- K. J. Liszka, M. A. Mackin, M. J. Lichter, D. W. York, D. Pillai, and D. S. Rosenbaum, “Keeping a beat on the heart,” IEEE Pervasive Computing, vol. 3, no. 4, pp. 42–49, 2004.
- P. Clemmensen, M. Sillesen, M. Sejersten, S. Strange, and S. Loumann-Nielsen, “Prehospital diversion to hospital with acute PCI set-up using wireless 12-lead ECG transmission,” Journal of Electrocardiology, vol. 38, no. 4, pp. 194–198, 2005.
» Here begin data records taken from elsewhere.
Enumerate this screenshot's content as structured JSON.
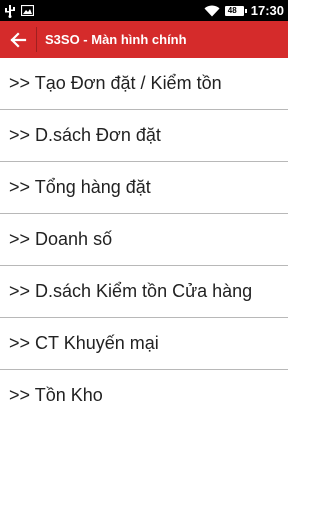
{
  "status_bar": {
    "battery_level": "48",
    "time": "17:30",
    "icons": [
      "usb-icon",
      "image-icon",
      "wifi-icon",
      "battery-icon"
    ]
  },
  "action_bar": {
    "title": "S3SO - Màn hình chính",
    "background_color": "#d52b2b"
  },
  "menu": {
    "items": [
      {
        "label": ">> Tạo Đơn đặt / Kiểm tồn"
      },
      {
        "label": ">> D.sách Đơn đặt"
      },
      {
        "label": ">> Tổng hàng đặt"
      },
      {
        "label": ">> Doanh số"
      },
      {
        "label": ">> D.sách Kiểm tồn Cửa hàng"
      },
      {
        "label": ">> CT Khuyến mại"
      },
      {
        "label": ">> Tồn Kho"
      }
    ]
  }
}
- V. A. Rupp, G. M. Sierzege, K. S. Kroszner, O. E. Rivera, J. F. McCarthy, and M. S. Meinstock, “Wireless electrocardiogram transmission: overcoming the technical barriers,” Annals of Emergency Medicine, vol. 44, no. 4, pp. S103–S104, 2004.
- M. J. Kwak, J. M. Kim, I. H. Shin et al., “Real-time medical control using a wireless audio-video transmission device in a pre-hospital emergency service in Korea,” Journal of Telemedicine and Telecare, vol. 15, no. 8, pp. 404–408, 2009.
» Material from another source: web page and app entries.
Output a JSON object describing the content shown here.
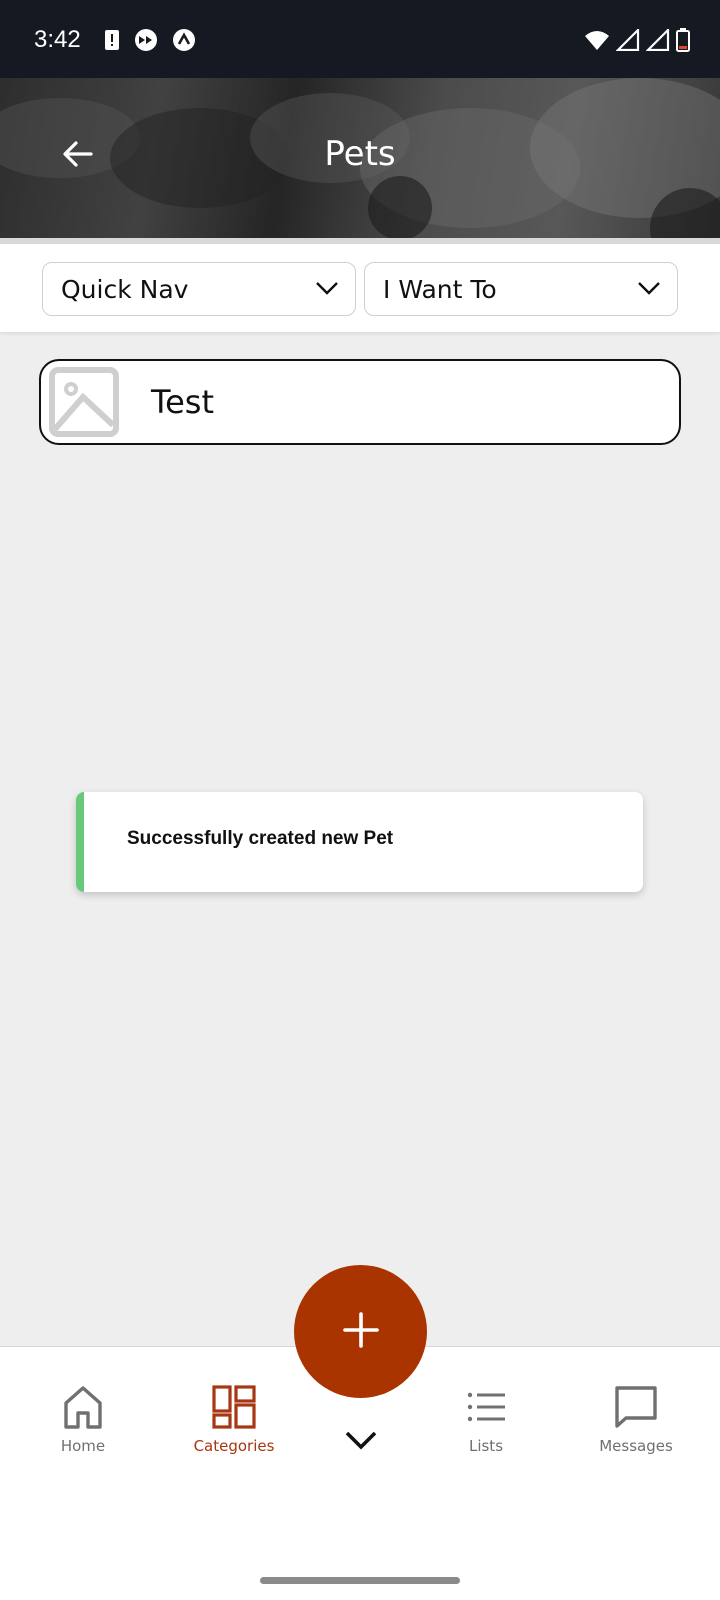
{
  "status_bar": {
    "time": "3:42",
    "left_icons": [
      "alert-icon",
      "fast-forward-icon",
      "chevron-up-badge-icon"
    ],
    "right_icons": [
      "wifi-icon",
      "signal-icon",
      "signal-icon",
      "battery-icon"
    ]
  },
  "header": {
    "title": "Pets",
    "back_icon": "arrow-left-icon"
  },
  "nav": {
    "quick_nav_label": "Quick Nav",
    "i_want_to_label": "I Want To"
  },
  "items": [
    {
      "label": "Test",
      "thumbnail_icon": "image-placeholder-icon"
    }
  ],
  "toast": {
    "message": "Successfully created new Pet",
    "accent_color": "#69c97b"
  },
  "bottom_nav": {
    "tabs": [
      {
        "label": "Home",
        "icon": "home-icon",
        "active": false
      },
      {
        "label": "Categories",
        "icon": "categories-icon",
        "active": true
      },
      {
        "label": "Lists",
        "icon": "list-icon",
        "active": false
      },
      {
        "label": "Messages",
        "icon": "message-icon",
        "active": false
      }
    ],
    "fab_icon": "plus-icon",
    "center_icon": "chevron-down-icon"
  },
  "colors": {
    "brand": "#a93400",
    "active_tab": "#a73612",
    "inactive_tab": "#707070"
  }
}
- “Seventh 706 report,” Tech. Rep., Federal Communications Commission, Washington, DC, USA, 2010, http://www.fcc.gov/broadband/706.html.
- M. M. Ottesen, et al., “Consequences of overutilization and underutilization of thrombolytic therapy in clinical practice,” Journal of the American College of Cardiology, vol. 37, no. 6, pp. 1581–1587, 2001.
- A. T.A. Gomes, T. V. Batista, A. Joolia, and G. Coulson, “Architecting dynamic reconfiguration in dependable systems,” in Architecting Dependable Systems IV, Lecture Notes in Computer Science, pp. 237–261, Springer, New York, NY, USA, 2007.
- S. Heard and T. Beale, “OpenEHR Architecture Overview,” Tech. Rep., OpenEHR, 2007, http://www.openehr.org/releases/1.0.1/architecture/overview.pdf.
- V. Sugumaran, S. Park, and K. C. Kang, “Software product line engineering,” Communications of the ACM, vol. 49, no. 12, pp. 28–32, 2006.
- “Information technology in support of health care,” World Health Organization (WHO), 2010, www.who.int/eht/en/InformationTech.pdf.